Following time spent at the Royal Edinburgh Hospital, people are being helped to build meaningful lives at home thanks to sixteen refurbished apartments in Sighthill.
Originally a sheltered housing complex, a building in the Calders has been transformed by the City of Edinburgh Council to provide high-quality places to stay. The Edinburgh Health and Social Care Partnership is now funding ongoing care and support for tenants at the St Stephen’s service as they recover in a homely setting.
To celebrate a year since completion and the service becoming fully functional, members of the Partnership met with tenants and those who have been working on the project to congratulate them.

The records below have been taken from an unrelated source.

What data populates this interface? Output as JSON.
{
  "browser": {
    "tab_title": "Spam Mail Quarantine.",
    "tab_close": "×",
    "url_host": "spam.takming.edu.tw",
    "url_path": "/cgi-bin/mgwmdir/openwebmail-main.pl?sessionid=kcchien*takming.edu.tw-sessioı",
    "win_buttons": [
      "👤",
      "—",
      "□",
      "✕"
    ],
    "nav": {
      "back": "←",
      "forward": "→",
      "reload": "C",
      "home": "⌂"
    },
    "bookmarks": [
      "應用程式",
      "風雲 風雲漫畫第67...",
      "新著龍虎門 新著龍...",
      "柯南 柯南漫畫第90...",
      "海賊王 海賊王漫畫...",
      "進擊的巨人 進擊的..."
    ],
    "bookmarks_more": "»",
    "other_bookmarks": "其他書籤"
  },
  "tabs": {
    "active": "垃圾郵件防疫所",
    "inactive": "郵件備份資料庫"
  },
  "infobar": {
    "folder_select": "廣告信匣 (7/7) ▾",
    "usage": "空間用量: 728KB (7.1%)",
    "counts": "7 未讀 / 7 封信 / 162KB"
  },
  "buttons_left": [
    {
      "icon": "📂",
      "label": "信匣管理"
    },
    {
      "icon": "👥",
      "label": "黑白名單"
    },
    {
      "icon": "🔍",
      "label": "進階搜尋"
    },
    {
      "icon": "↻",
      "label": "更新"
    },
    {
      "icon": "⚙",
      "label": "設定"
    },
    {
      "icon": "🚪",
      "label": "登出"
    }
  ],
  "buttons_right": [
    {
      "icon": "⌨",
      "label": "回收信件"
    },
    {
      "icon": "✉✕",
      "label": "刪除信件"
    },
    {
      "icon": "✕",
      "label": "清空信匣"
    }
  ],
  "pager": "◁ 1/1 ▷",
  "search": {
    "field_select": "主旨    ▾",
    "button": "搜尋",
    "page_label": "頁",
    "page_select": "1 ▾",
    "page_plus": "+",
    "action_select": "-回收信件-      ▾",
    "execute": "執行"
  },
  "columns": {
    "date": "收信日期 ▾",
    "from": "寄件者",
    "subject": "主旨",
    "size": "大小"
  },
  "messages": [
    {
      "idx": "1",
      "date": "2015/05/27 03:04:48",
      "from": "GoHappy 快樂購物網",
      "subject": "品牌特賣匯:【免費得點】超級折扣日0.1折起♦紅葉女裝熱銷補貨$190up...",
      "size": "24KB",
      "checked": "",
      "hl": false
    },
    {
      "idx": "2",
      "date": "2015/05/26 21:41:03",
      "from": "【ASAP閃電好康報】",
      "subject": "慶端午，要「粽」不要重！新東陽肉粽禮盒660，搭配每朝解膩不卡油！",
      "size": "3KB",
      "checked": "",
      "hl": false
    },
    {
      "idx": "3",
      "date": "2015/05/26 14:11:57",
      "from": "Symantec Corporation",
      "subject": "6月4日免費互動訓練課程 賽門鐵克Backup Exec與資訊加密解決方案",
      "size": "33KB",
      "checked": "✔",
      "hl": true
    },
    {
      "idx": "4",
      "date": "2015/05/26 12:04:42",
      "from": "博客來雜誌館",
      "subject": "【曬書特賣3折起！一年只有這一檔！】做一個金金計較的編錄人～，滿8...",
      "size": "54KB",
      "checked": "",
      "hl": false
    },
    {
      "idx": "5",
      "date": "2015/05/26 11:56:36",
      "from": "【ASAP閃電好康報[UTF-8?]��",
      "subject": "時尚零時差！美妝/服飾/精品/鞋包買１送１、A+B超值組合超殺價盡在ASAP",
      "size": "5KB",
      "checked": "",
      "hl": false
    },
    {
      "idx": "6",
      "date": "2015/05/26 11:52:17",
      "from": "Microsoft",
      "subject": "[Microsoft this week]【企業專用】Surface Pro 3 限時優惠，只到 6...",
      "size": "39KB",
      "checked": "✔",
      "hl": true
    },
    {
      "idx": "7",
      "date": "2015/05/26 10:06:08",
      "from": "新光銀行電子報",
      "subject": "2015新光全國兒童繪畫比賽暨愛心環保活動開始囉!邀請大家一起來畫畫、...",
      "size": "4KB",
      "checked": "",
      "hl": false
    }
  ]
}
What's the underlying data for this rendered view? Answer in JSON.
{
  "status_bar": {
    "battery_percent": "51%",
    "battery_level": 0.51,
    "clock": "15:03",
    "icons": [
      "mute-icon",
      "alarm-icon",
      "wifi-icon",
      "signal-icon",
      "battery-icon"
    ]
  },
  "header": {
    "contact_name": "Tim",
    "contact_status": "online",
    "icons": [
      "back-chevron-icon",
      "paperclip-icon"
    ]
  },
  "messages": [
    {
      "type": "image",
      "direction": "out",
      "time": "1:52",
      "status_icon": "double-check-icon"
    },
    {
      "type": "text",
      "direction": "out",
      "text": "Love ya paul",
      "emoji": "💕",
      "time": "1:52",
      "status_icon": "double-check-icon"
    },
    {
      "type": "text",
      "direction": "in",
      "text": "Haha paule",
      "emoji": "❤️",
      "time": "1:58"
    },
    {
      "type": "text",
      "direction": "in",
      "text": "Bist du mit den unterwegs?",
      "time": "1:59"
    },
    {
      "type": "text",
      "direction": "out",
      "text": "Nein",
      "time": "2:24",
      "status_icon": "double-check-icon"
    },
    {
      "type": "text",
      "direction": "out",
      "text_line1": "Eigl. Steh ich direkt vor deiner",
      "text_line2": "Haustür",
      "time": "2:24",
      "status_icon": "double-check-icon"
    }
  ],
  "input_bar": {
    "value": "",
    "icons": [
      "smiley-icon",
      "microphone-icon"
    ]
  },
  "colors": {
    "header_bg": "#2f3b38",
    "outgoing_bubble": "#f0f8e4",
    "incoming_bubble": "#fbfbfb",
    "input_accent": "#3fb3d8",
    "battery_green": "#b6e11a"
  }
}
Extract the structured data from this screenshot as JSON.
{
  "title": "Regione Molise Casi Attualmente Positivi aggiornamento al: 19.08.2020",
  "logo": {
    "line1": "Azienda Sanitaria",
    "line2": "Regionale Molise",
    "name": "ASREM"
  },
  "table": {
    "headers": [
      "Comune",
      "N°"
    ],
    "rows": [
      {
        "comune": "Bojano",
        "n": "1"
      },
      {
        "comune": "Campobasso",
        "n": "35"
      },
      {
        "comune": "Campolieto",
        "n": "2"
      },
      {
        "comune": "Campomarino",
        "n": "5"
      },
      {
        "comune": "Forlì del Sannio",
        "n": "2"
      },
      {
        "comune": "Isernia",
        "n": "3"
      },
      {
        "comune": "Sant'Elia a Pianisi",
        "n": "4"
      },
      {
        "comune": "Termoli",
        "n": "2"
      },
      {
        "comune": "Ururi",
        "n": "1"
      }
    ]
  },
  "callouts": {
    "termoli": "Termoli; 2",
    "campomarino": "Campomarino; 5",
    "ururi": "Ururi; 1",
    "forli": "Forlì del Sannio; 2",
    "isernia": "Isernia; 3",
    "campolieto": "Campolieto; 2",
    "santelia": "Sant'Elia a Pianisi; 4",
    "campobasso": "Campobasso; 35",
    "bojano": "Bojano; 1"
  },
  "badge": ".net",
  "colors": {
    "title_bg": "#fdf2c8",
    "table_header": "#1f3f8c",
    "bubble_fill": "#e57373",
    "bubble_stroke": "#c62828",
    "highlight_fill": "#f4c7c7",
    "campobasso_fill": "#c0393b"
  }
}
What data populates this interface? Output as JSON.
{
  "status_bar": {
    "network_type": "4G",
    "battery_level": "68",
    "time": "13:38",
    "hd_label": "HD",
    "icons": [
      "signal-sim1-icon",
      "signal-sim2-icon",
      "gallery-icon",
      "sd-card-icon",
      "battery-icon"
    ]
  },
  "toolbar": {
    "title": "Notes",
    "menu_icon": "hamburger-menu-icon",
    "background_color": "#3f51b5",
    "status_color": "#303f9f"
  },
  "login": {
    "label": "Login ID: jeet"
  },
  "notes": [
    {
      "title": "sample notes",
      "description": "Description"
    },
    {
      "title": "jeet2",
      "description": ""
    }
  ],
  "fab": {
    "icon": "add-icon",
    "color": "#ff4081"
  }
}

Over the last five years, Edinburgh’s Health and Social Care Partnership has enhanced and developed services that support people in their own homes and within shared living resources in the community.
Chair of the Edinburgh Integration Joint Board, Angus McCann, said: “Our aim is to provide the right support to help people recover after a stay in hospital. For many who have experienced crisis, going home to a safe, warm place to stay with access to support is crucial to prevent readmission and it can help people to live independently again.
“Places like St Stephen’s are vital and it is great to see the success of these new homes a year after completion. The refurbishment of the property was coordinated by the City of Edinburgh Council’s housing team and we are indebted to our colleagues who have delivered this excellent building.
“The Health and Social Care Partnership worked with service users, carers, staff at the Royal Edinburgh Hospital and third sector providers to design and deliver these places to live so that we ensure they provide good outcomes for people. My thanks to everyone who has contributed to its success.”
Day-to-day access to health and social care support services is provided at Ste Stephen’s, working with Carr Gomm, NHS Lothian, Penumbra and Volunteer Edinburgh to support tenants to develop recovery and community connections which, for some people, will result in moving on to a long-term home in the community.
As part of the mental health services provided by the Edinburgh Health and Social Care Partnership, St Stephen’s also provides access to community mental health services and a range of 24/7 supported community placements to help people make the transition to independent living.
Nigel Henderson, Chief Executive of mental health charity Penumbra, added: “Penumbra is pleased to be a key partner in this work. Our paid Peer Workers are people who bring their own experience of mental ill health and recovery to their role.
“They work alongside people by drawing on their lived experience and act as mentors and guides whilst offering connected, compassionate, support. St Stephen’s is one of many examples where we partner and share our expertise as the largest employer of mental health Peer Workers in Scotland.”